The attitudes of younger county residents can be seen in health care workers, who were offered the vaccine first. Many didn’t take it, especially early on.
At St. Joseph’s/Candler, the administration has taken a respectful-but-persistent approach to the health care workers who initially declined the vaccine.
“If you weren’t taking it, we just wanted to know why,” said Paul Hinchey, president and CEO of St. Joseph’s/Candler. “So we could talk in a respectful manner and see if we could get through it.”
With a work force that includes many women of childbearing age, how the vaccine could affect pregnancy and fertility were often the concern.
“It’s pregnancy, breastfeeding, fertility,” Hinchey said, listing common vaccine concerns.
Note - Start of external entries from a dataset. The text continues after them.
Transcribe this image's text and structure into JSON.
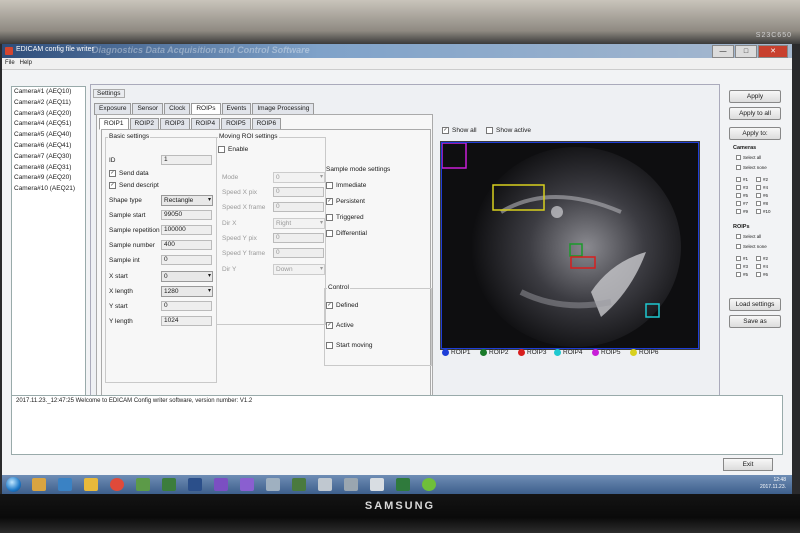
{
  "window": {
    "title": "EDICAM config file writer",
    "subtitle_bg": "Diagnostics Data Acquisition and Control Software",
    "buttons": [
      "—",
      "□",
      "✕"
    ]
  },
  "menu": [
    "File",
    "Help"
  ],
  "cameras": [
    "Camera#1 (AEQ10)",
    "Camera#2 (AEQ11)",
    "Camera#3 (AEQ20)",
    "Camera#4 (AEQ51)",
    "Camera#5 (AEQ40)",
    "Camera#6 (AEQ41)",
    "Camera#7 (AEQ30)",
    "Camera#8 (AEQ31)",
    "Camera#9 (AEQ20)",
    "Camera#10 (AEQ21)"
  ],
  "settings_label": "Settings",
  "tabs": [
    "Exposure",
    "Sensor",
    "Clock",
    "ROIPs",
    "Events",
    "Image Processing"
  ],
  "roip_tabs": [
    "ROIP1",
    "ROIP2",
    "ROIP3",
    "ROIP4",
    "ROIP5",
    "ROIP6"
  ],
  "basic": {
    "title": "Basic settings",
    "id_label": "ID",
    "id_value": "1",
    "send_data": "Send data",
    "send_descript": "Send descript",
    "shape_label": "Shape type",
    "shape_value": "Rectangle",
    "sample_start_label": "Sample start",
    "sample_start": "99050",
    "sample_rep_label": "Sample repetition",
    "sample_rep": "100000",
    "sample_num_label": "Sample number",
    "sample_num": "400",
    "sample_int_label": "Sample int",
    "sample_int": "0",
    "xstart_label": "X start",
    "xstart": "0",
    "xlength_label": "X length",
    "xlength": "1280",
    "ystart_label": "Y start",
    "ystart": "0",
    "ylength_label": "Y length",
    "ylength": "1024"
  },
  "moving": {
    "title": "Moving ROI settings",
    "enable": "Enable",
    "mode_label": "Mode",
    "mode": "0",
    "speedxpix_label": "Speed X pix",
    "speedxpix": "0",
    "speedxframe_label": "Speed X frame",
    "speedxframe": "0",
    "dirx_label": "Dir X",
    "dirx": "Right",
    "speedypix_label": "Speed Y pix",
    "speedypix": "0",
    "speedyframe_label": "Speed Y frame",
    "speedyframe": "0",
    "diry_label": "Dir Y",
    "diry": "Down"
  },
  "sample_mode": {
    "title": "Sample mode settings",
    "immediate": "Immediate",
    "persistent": "Persistent",
    "triggered": "Triggered",
    "differential": "Differential"
  },
  "control": {
    "title": "Control",
    "defined": "Defined",
    "active": "Active",
    "start_moving": "Start moving"
  },
  "view": {
    "show_all": "Show all",
    "show_active": "Show active"
  },
  "legend": [
    {
      "name": "ROIP1",
      "color": "#1e3ed8"
    },
    {
      "name": "ROIP2",
      "color": "#1a7a2a"
    },
    {
      "name": "ROIP3",
      "color": "#d81e1e"
    },
    {
      "name": "ROIP4",
      "color": "#1ec8d0"
    },
    {
      "name": "ROIP5",
      "color": "#c81ed8"
    },
    {
      "name": "ROIP6",
      "color": "#d8d01e"
    }
  ],
  "right": {
    "apply": "Apply",
    "apply_all": "Apply to all",
    "apply_to": "Apply to:",
    "cameras_title": "Cameras",
    "select_all": "Select all",
    "select_none": "Select none",
    "cam_checks": [
      "#1",
      "#2",
      "#3",
      "#4",
      "#5",
      "#6",
      "#7",
      "#8",
      "#9",
      "#10"
    ],
    "roips_title": "ROIPs",
    "roip_checks": [
      "#1",
      "#2",
      "#3",
      "#4",
      "#5",
      "#6"
    ],
    "load": "Load settings",
    "save": "Save as"
  },
  "log": "2017.11.23._12:47:25 Welcome to EDICAM Config writer software, version number: V1.2",
  "exit": "Exit",
  "clock": {
    "time": "12:48",
    "date": "2017.11.23."
  },
  "brand": "SAMSUNG",
  "brand_top": "S23C650"
}
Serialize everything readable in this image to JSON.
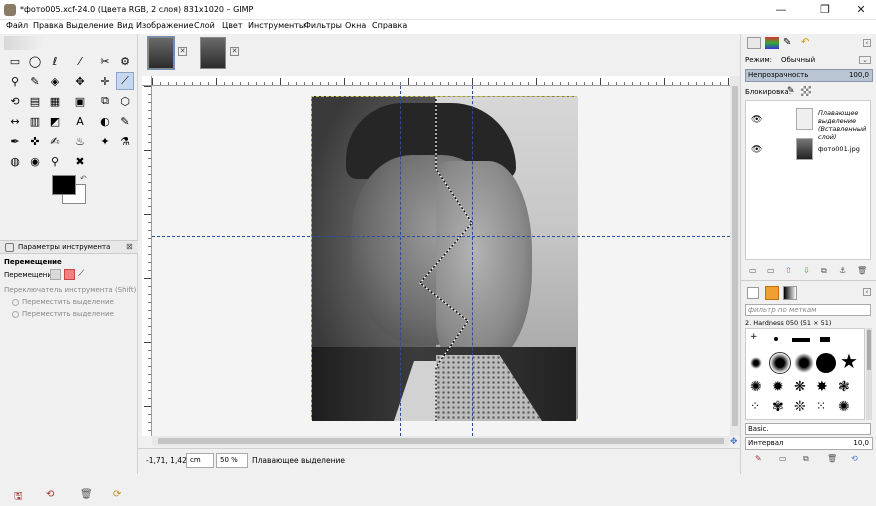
{
  "window": {
    "title": "*фото005.xcf-24.0 (Цвета RGB, 2 слоя) 831x1020 – GIMP",
    "minimize": "—",
    "maximize": "❐",
    "close": "✕"
  },
  "menu": [
    "Файл",
    "Правка",
    "Выделение",
    "Вид",
    "Изображение",
    "Слой",
    "Цвет",
    "Инструменты",
    "Фильтры",
    "Окна",
    "Справка"
  ],
  "toolbox": {
    "tools": [
      "▭",
      "◯",
      "ℓ",
      "⁄",
      "✂",
      "⚙",
      "⚲",
      "✎",
      "◈",
      "✥",
      "✛",
      "⟋",
      "⟲",
      "▤",
      "▦",
      "▣",
      "⧉",
      "⬡",
      "↔",
      "▥",
      "◩",
      "✐",
      "A",
      "◐",
      "✎",
      "✒",
      "✜",
      "✍",
      "♨",
      "✦",
      "⚗",
      "◍",
      "◉",
      "⚲",
      "✖"
    ],
    "options_title": "Параметры инструмента",
    "move_label": "Перемещение",
    "move_row_label": "Перемещение:",
    "switch_label": "Переключатель инструмента  (Shift)",
    "radio1": "Переместить выделение",
    "radio2": "Переместить выделение",
    "bottom_icons": [
      "🖫",
      "⟲",
      "🗑",
      "⟳"
    ]
  },
  "tabs": {
    "close1": "✕",
    "close2": "✕"
  },
  "status": {
    "coords": "-1,71, 1,42",
    "unit": "cm",
    "zoom": "50 %",
    "message": "Плавающее выделение"
  },
  "right_panel": {
    "mode_label": "Режим:",
    "mode_value": "Обычный",
    "opacity_label": "Непрозрачность",
    "opacity_value": "100,0",
    "lock_label": "Блокировка:",
    "layers": [
      {
        "name": "Плавающее выделение (Вставленный слой)",
        "visible": "👁"
      },
      {
        "name": "фото001.jpg",
        "visible": "👁"
      }
    ],
    "layer_buttons": [
      "▭",
      "▭",
      "⇧",
      "⇩",
      "⧉",
      "⚓",
      "🗑"
    ],
    "brush_filter_placeholder": "фильтр по меткам",
    "brush_name": "2. Hardness 050 (51 × 51)",
    "preset": "Basic.",
    "spacing_label": "Интервал",
    "spacing_value": "10,0",
    "bottom_buttons": [
      "✎",
      "▭",
      "⧉",
      "🗑",
      "⟲"
    ]
  }
}
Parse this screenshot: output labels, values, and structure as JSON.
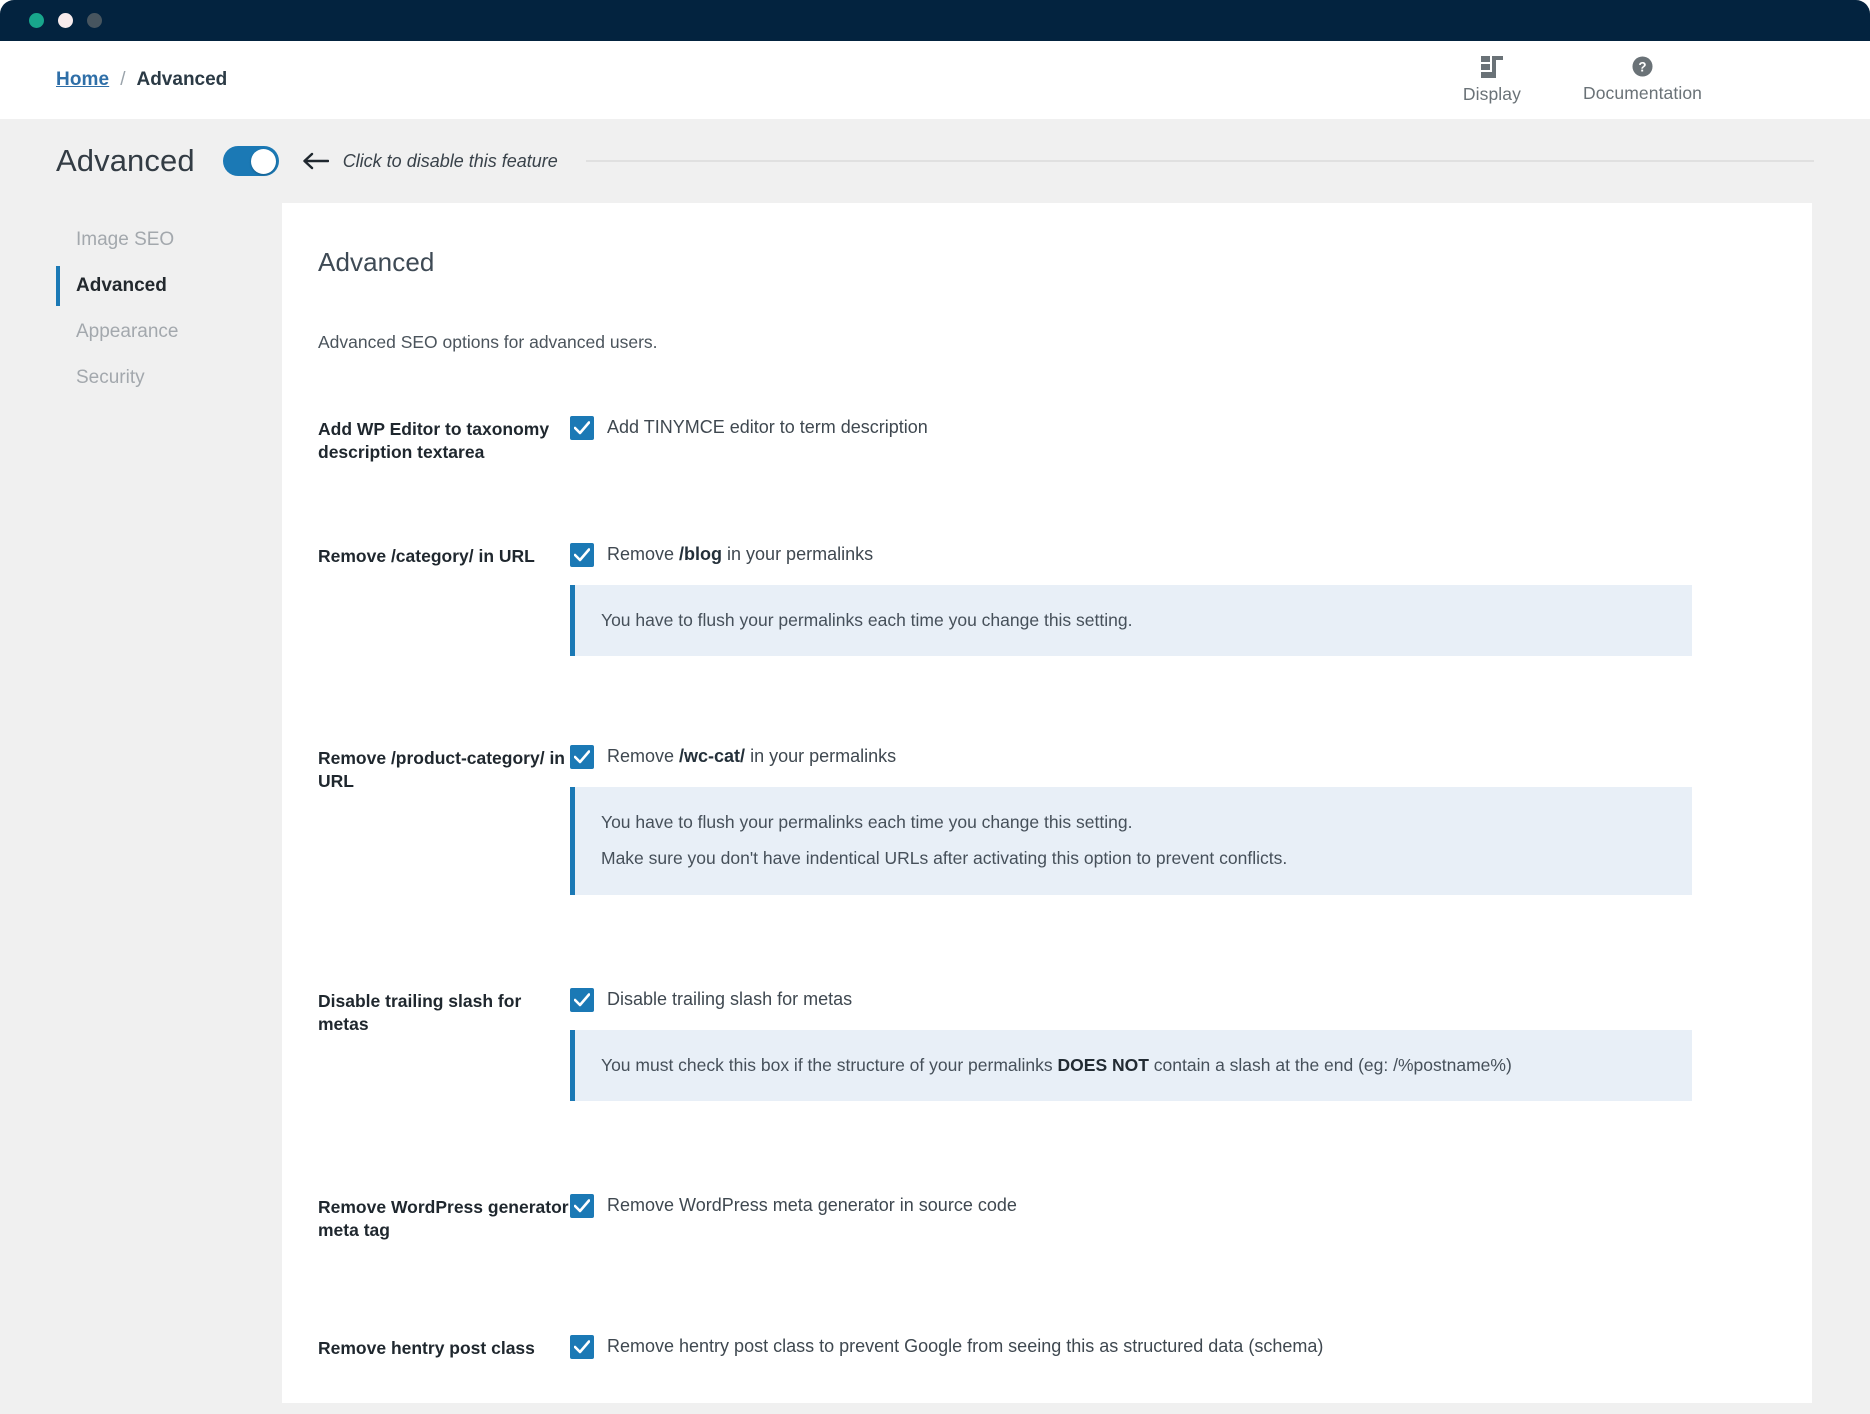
{
  "window": {
    "dots": [
      {
        "name": "close-dot",
        "color": "#18a68c"
      },
      {
        "name": "minimize-dot",
        "color": "#f7ebec"
      },
      {
        "name": "maximize-dot",
        "color": "#47555f"
      }
    ],
    "titlebar_color": "#03233f"
  },
  "breadcrumb": {
    "home": "Home",
    "separator": "/",
    "current": "Advanced"
  },
  "topbar": {
    "actions": [
      {
        "icon": "display-layout-icon",
        "label": "Display"
      },
      {
        "icon": "question-mark-circle-icon",
        "label": "Documentation"
      }
    ]
  },
  "feature_header": {
    "title": "Advanced",
    "toggle_state": "on",
    "arrow_icon": "arrow-left-icon",
    "hint": "Click to disable this feature"
  },
  "sidebar": {
    "items": [
      {
        "label": "Image SEO",
        "active": false
      },
      {
        "label": "Advanced",
        "active": true
      },
      {
        "label": "Appearance",
        "active": false
      },
      {
        "label": "Security",
        "active": false
      }
    ]
  },
  "main": {
    "title": "Advanced",
    "description": "Advanced SEO options for advanced users.",
    "settings": [
      {
        "label": "Add WP Editor to taxonomy description textarea",
        "checkbox_checked": true,
        "checkbox_text_plain": "Add TINYMCE editor to term description",
        "checkbox_text_pre": "Add TINYMCE editor to term description",
        "checkbox_text_bold": "",
        "checkbox_text_post": "",
        "notices": []
      },
      {
        "label": "Remove /category/ in URL",
        "checkbox_checked": true,
        "checkbox_text_plain": "Remove /blog in your permalinks",
        "checkbox_text_pre": "Remove ",
        "checkbox_text_bold": "/blog",
        "checkbox_text_post": " in your permalinks",
        "notices": [
          "You have to flush your permalinks each time you change this setting."
        ]
      },
      {
        "label": "Remove /product-category/ in URL",
        "checkbox_checked": true,
        "checkbox_text_plain": "Remove /wc-cat/ in your permalinks",
        "checkbox_text_pre": "Remove ",
        "checkbox_text_bold": "/wc-cat/",
        "checkbox_text_post": " in your permalinks",
        "notices": [
          "You have to flush your permalinks each time you change this setting.",
          "Make sure you don't have indentical URLs after activating this option to prevent conflicts."
        ]
      },
      {
        "label": "Disable trailing slash for metas",
        "checkbox_checked": true,
        "checkbox_text_plain": "Disable trailing slash for metas",
        "checkbox_text_pre": "Disable trailing slash for metas",
        "checkbox_text_bold": "",
        "checkbox_text_post": "",
        "notices": [
          "You must check this box if the structure of your permalinks DOES NOT contain a slash at the end (eg: /%postname%)"
        ],
        "notice_pre": "You must check this box if the structure of your permalinks ",
        "notice_bold": "DOES NOT",
        "notice_post": " contain a slash at the end (eg: /%postname%)"
      },
      {
        "label": "Remove WordPress generator meta tag",
        "checkbox_checked": true,
        "checkbox_text_plain": "Remove WordPress meta generator in source code",
        "checkbox_text_pre": "Remove WordPress meta generator in source code",
        "checkbox_text_bold": "",
        "checkbox_text_post": "",
        "notices": []
      },
      {
        "label": "Remove hentry post class",
        "checkbox_checked": true,
        "checkbox_text_plain": "Remove hentry post class to prevent Google from seeing this as structured data (schema)",
        "checkbox_text_pre": "Remove hentry post class to prevent Google from seeing this as structured data (schema)",
        "checkbox_text_bold": "",
        "checkbox_text_post": "",
        "notices": []
      }
    ]
  },
  "colors": {
    "accent": "#1b79b5",
    "titlebar": "#03233f",
    "notice_bg": "#e8eff7",
    "page_bg": "#f0f0f0"
  }
}
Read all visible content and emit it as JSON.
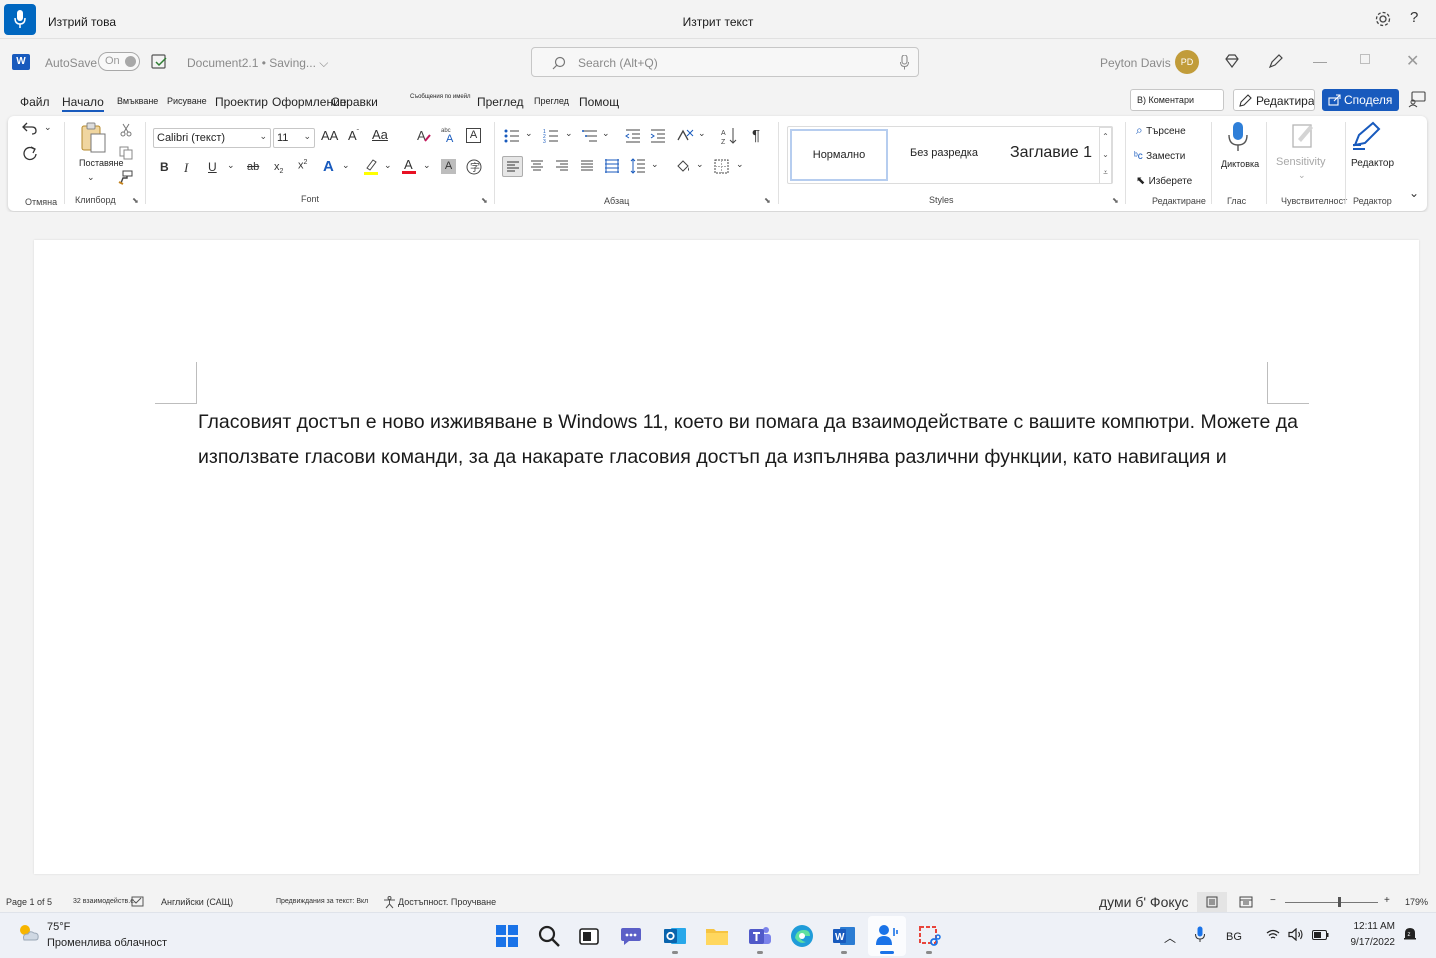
{
  "voice": {
    "status": "Изтрий това",
    "heard": "Изтрит текст",
    "help": "?"
  },
  "titlebar": {
    "autosave_label": "AutoSave",
    "autosave_state": "On",
    "doc_name": "Document2.1 • Saving... ⌵",
    "search_placeholder": "Search (Alt+Q)",
    "user_name": "Peyton Davis",
    "user_initials": "PD",
    "app_letter": "W",
    "min": "—",
    "close": "✕"
  },
  "tabs": {
    "file": "Файл",
    "home": "Начало",
    "insert": "Вмъкване",
    "draw": "Рисуване",
    "design": "Проектир",
    "layout": "Оформление",
    "references": "Справки",
    "mailings": "Съобщения по имейл",
    "review": "Преглед",
    "view": "Преглед",
    "help": "Помощ",
    "comments": "В) Коментари",
    "editing": "Редактиране",
    "share": "Споделя"
  },
  "ribbon": {
    "undo_group": "Отмяна",
    "clipboard_group": "Клипборд",
    "paste_label": "Поставяне",
    "font_group": "Font",
    "font_name": "Calibri (текст)",
    "font_size": "11",
    "paragraph_group": "Абзац",
    "styles_group": "Styles",
    "style_normal": "Нормално",
    "style_nospacing": "Без разредка",
    "style_heading1": "Заглавие 1",
    "find": "Търсене",
    "replace": "Замести",
    "select": "Изберете",
    "editing_group": "Редактиране",
    "dictate": "Диктовка",
    "voice_group": "Глас",
    "sensitivity": "Sensitivity",
    "sensitivity_group": "Чувствителност",
    "editor": "Редактор",
    "editor_group": "Редактор"
  },
  "document": {
    "text": "Гласовият достъп е ново изживяване в Windows 11, което ви помага да взаимодействате с вашите компютри. Можете да използвате гласови команди, за да накарате гласовия достъп да изпълнява различни функции, като навигация и"
  },
  "status": {
    "page": "Page 1 of 5",
    "words": "32 взаимодейств.е.",
    "language": "Английски (САЩ)",
    "predictions": "Предвиждания за текст: Вкл",
    "accessibility": "Достъпност. Проучване",
    "focus": "думи б' Фокус",
    "zoom": "179%"
  },
  "taskbar": {
    "temp": "75°F",
    "weather": "Променлива облачност",
    "lang": "BG",
    "time": "12:11 AM",
    "date": "9/17/2022"
  },
  "colors": {
    "accent": "#185abd",
    "voice_mic": "#0067c0",
    "highlight": "#ffff00",
    "font_color": "#e81123"
  }
}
The COVID vaccine wasn’t tested on pregnant women, so their concern makes sense to Dr. Stephen Thacker, associate chief medical officer and pediatric infectious disease specialist at Memorial Health. But he would counsel pregnant women toward vaccination because getting COVID late in pregnancy especially can be life threatening. The CDC includes pregnancy among the conditions that put people with COVID-19 at increased risk of developing severe illness, including an increased risk of death.
On Monday Dr. Anthony Fauci, the nation’s leading infectious disease expert, said about 10,000 pregnant women in the U.S. have been vaccinated since the Food and Drug Administration authorized two vaccines, and so far there have been “no red flags.”
At St. Joseph’s/Candler, a sense of youthful invulnerability was another factor for some staffers.
“Some people are young; they just don’t think I’ll need it,” Hinchey said.
St. Joseph’s/Candler didn’t track vaccine acceptance by race.
“Because we were going after everyone: white, Black, Hispanic, you know, it didn’t matter to us,” Hinchey said.
But talking to people individually changed their minds of about two-thirds of the staffers who initially declined the vaccine, Hinchey said.
“And I would say that’s probably a couple of hundred people. And that’s a lot. That’s great,” he said.
The increase will mean more than 70% of St. Joseph’s/Candler staff will be vaccinated, a minimum level epidemiologists cite as necessary to achieve herd immunity.
“This is going to take explanation in a roll-up-your-sleeves and talk to people way,” Hinchey said. “And if you do that, you’ll find that many people will say, ‘Hmm, OK, I’m going to give it a try.’”
Tammi Brown, the Chatham County nurse manager with the health department, said the concern she hears most frequently is the speed with which the vaccine was developed and approved for emergency use.
She counters that worry with the scientific and the personal.
First, she encourages people to look at the data themselves, on the Centers for Disease Control and Prevention and its Advisory Committee on Immunization Practices website.
“I encourage them to look at the data, which is what I did,” she said. “You know, to make sure that you’re making an informed decision.”
The information supports that it is a safe vaccine and is effective, Brown said.
“The vaccine is not live, so it can’t give you COVID,” she said.
Like Ellis, she also leads by example. Brown was among the first people in Georgia to receive the vaccine.
“And I let them know that I got it,” she said. “I encouraged my mother who’s 78 years old to get it. And so if I’m going to encourage it for myself and my mother, then obviously, it’s something that I trust.”